**WHAT IS REQUIRED**
Output every line below exactly.

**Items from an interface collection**
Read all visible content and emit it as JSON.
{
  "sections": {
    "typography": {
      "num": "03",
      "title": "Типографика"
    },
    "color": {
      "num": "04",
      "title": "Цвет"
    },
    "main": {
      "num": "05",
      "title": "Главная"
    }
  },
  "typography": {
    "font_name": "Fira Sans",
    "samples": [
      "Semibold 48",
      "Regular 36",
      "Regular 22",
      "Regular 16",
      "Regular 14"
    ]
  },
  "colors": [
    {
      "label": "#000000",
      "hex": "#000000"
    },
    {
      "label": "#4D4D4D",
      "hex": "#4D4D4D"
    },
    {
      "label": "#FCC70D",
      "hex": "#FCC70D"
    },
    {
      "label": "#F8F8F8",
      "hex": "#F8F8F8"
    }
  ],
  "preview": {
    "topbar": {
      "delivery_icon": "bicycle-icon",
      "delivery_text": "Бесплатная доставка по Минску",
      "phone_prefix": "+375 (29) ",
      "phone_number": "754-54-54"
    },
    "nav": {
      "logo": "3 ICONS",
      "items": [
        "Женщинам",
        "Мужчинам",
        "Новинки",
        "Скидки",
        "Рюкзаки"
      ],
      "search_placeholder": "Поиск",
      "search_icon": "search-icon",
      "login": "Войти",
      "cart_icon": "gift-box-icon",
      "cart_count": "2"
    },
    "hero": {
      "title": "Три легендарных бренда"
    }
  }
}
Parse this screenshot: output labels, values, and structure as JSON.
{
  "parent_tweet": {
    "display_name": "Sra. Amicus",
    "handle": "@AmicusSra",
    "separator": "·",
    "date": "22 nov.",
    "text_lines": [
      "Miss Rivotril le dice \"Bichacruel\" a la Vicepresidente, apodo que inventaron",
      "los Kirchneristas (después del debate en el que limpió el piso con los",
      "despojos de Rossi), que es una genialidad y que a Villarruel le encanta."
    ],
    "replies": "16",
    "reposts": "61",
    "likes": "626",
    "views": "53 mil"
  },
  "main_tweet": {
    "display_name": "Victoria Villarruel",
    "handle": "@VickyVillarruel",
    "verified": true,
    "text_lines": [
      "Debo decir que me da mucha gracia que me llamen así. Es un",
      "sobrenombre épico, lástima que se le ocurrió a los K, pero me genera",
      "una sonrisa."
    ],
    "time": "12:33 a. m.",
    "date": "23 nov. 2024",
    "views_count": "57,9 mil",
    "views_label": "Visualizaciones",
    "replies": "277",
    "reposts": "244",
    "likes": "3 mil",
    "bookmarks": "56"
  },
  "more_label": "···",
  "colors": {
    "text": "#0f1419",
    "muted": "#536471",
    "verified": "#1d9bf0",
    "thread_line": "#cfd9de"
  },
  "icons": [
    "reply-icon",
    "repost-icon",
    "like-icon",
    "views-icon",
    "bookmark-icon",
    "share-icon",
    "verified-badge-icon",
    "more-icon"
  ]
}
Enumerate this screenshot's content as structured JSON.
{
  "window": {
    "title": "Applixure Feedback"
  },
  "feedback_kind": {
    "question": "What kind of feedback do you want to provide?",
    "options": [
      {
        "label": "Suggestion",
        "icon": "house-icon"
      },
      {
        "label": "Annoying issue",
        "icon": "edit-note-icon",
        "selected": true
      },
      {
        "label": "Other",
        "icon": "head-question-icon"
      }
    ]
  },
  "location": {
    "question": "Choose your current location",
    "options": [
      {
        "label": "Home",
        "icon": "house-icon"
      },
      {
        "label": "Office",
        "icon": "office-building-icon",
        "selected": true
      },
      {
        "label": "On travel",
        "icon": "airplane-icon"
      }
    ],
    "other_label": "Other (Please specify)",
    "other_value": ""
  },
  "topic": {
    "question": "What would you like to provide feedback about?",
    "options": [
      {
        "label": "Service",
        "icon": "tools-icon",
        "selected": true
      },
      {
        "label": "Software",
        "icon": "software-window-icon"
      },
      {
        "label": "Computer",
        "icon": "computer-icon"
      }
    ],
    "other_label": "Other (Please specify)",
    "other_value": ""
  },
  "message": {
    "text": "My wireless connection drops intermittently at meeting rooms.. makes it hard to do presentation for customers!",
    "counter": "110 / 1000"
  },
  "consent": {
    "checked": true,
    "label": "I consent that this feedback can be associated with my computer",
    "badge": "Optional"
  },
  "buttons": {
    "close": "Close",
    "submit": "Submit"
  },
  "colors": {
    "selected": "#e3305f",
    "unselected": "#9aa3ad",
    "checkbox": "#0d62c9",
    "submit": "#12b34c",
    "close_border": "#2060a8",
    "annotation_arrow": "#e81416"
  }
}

**ANSWER TO THIS PROBLEM**
Read all visible content and emit it as JSON.
{
  "sections": {
    "typography": {
      "num": "03",
      "title": "Типографика"
    },
    "color": {
      "num": "04",
      "title": "Цвет"
    },
    "main": {
      "num": "05",
      "title": "Главная"
    }
  },
  "typography": {
    "font_name": "Fira Sans",
    "samples": [
      "Semibold 48",
      "Regular 36",
      "Regular 22",
      "Regular 16",
      "Regular 14"
    ]
  },
  "colors": [
    {
      "label": "#000000",
      "hex": "#000000"
    },
    {
      "label": "#4D4D4D",
      "hex": "#4D4D4D"
    },
    {
      "label": "#FCC70D",
      "hex": "#FCC70D"
    },
    {
      "label": "#F8F8F8",
      "hex": "#F8F8F8"
    }
  ],
  "preview": {
    "topbar": {
      "delivery_icon": "bicycle-icon",
      "delivery_text": "Бесплатная доставка по Минску",
      "phone_prefix": "+375 (29) ",
      "phone_number": "754-54-54"
    },
    "nav": {
      "logo": "3 ICONS",
      "items": [
        "Женщинам",
        "Мужчинам",
        "Новинки",
        "Скидки",
        "Рюкзаки"
      ],
      "search_placeholder": "Поиск",
      "search_icon": "search-icon",
      "login": "Войти",
      "cart_icon": "gift-box-icon",
      "cart_count": "2"
    },
    "hero": {
      "title": "Три легендарных бренда"
    }
  }
}
Parse this screenshot: output labels, values, and structure as JSON.
{
  "parent_tweet": {
    "display_name": "Sra. Amicus",
    "handle": "@AmicusSra",
    "separator": "·",
    "date": "22 nov.",
    "text_lines": [
      "Miss Rivotril le dice \"Bichacruel\" a la Vicepresidente, apodo que inventaron",
      "los Kirchneristas (después del debate en el que limpió el piso con los",
      "despojos de Rossi), que es una genialidad y que a Villarruel le encanta."
    ],
    "replies": "16",
    "reposts": "61",
    "likes": "626",
    "views": "53 mil"
  },
  "main_tweet": {
    "display_name": "Victoria Villarruel",
    "handle": "@VickyVillarruel",
    "verified": true,
    "text_lines": [
      "Debo decir que me da mucha gracia que me llamen así. Es un",
      "sobrenombre épico, lástima que se le ocurrió a los K, pero me genera",
      "una sonrisa."
    ],
    "time": "12:33 a. m.",
    "date": "23 nov. 2024",
    "views_count": "57,9 mil",
    "views_label": "Visualizaciones",
    "replies": "277",
    "reposts": "244",
    "likes": "3 mil",
    "bookmarks": "56"
  },
  "more_label": "···",
  "colors": {
    "text": "#0f1419",
    "muted": "#536471",
    "verified": "#1d9bf0",
    "thread_line": "#cfd9de"
  },
  "icons": [
    "reply-icon",
    "repost-icon",
    "like-icon",
    "views-icon",
    "bookmark-icon",
    "share-icon",
    "verified-badge-icon",
    "more-icon"
  ]
}
Enumerate this screenshot's content as structured JSON.
{
  "window": {
    "title": "Applixure Feedback"
  },
  "feedback_kind": {
    "question": "What kind of feedback do you want to provide?",
    "options": [
      {
        "label": "Suggestion",
        "icon": "house-icon"
      },
      {
        "label": "Annoying issue",
        "icon": "edit-note-icon",
        "selected": true
      },
      {
        "label": "Other",
        "icon": "head-question-icon"
      }
    ]
  },
  "location": {
    "question": "Choose your current location",
    "options": [
      {
        "label": "Home",
        "icon": "house-icon"
      },
      {
        "label": "Office",
        "icon": "office-building-icon",
        "selected": true
      },
      {
        "label": "On travel",
        "icon": "airplane-icon"
      }
    ],
    "other_label": "Other (Please specify)",
    "other_value": ""
  },
  "topic": {
    "question": "What would you like to provide feedback about?",
    "options": [
      {
        "label": "Service",
        "icon": "tools-icon",
        "selected": true
      },
      {
        "label": "Software",
        "icon": "software-window-icon"
      },
      {
        "label": "Computer",
        "icon": "computer-icon"
      }
    ],
    "other_label": "Other (Please specify)",
    "other_value": ""
  },
  "message": {
    "text": "My wireless connection drops intermittently at meeting rooms.. makes it hard to do presentation for customers!",
    "counter": "110 / 1000"
  },
  "consent": {
    "checked": true,
    "label": "I consent that this feedback can be associated with my computer",
    "badge": "Optional"
  },
  "buttons": {
    "close": "Close",
    "submit": "Submit"
  },
  "colors": {
    "selected": "#e3305f",
    "unselected": "#9aa3ad",
    "checkbox": "#0d62c9",
    "submit": "#12b34c",
    "close_border": "#2060a8",
    "annotation_arrow": "#e81416"
  }
}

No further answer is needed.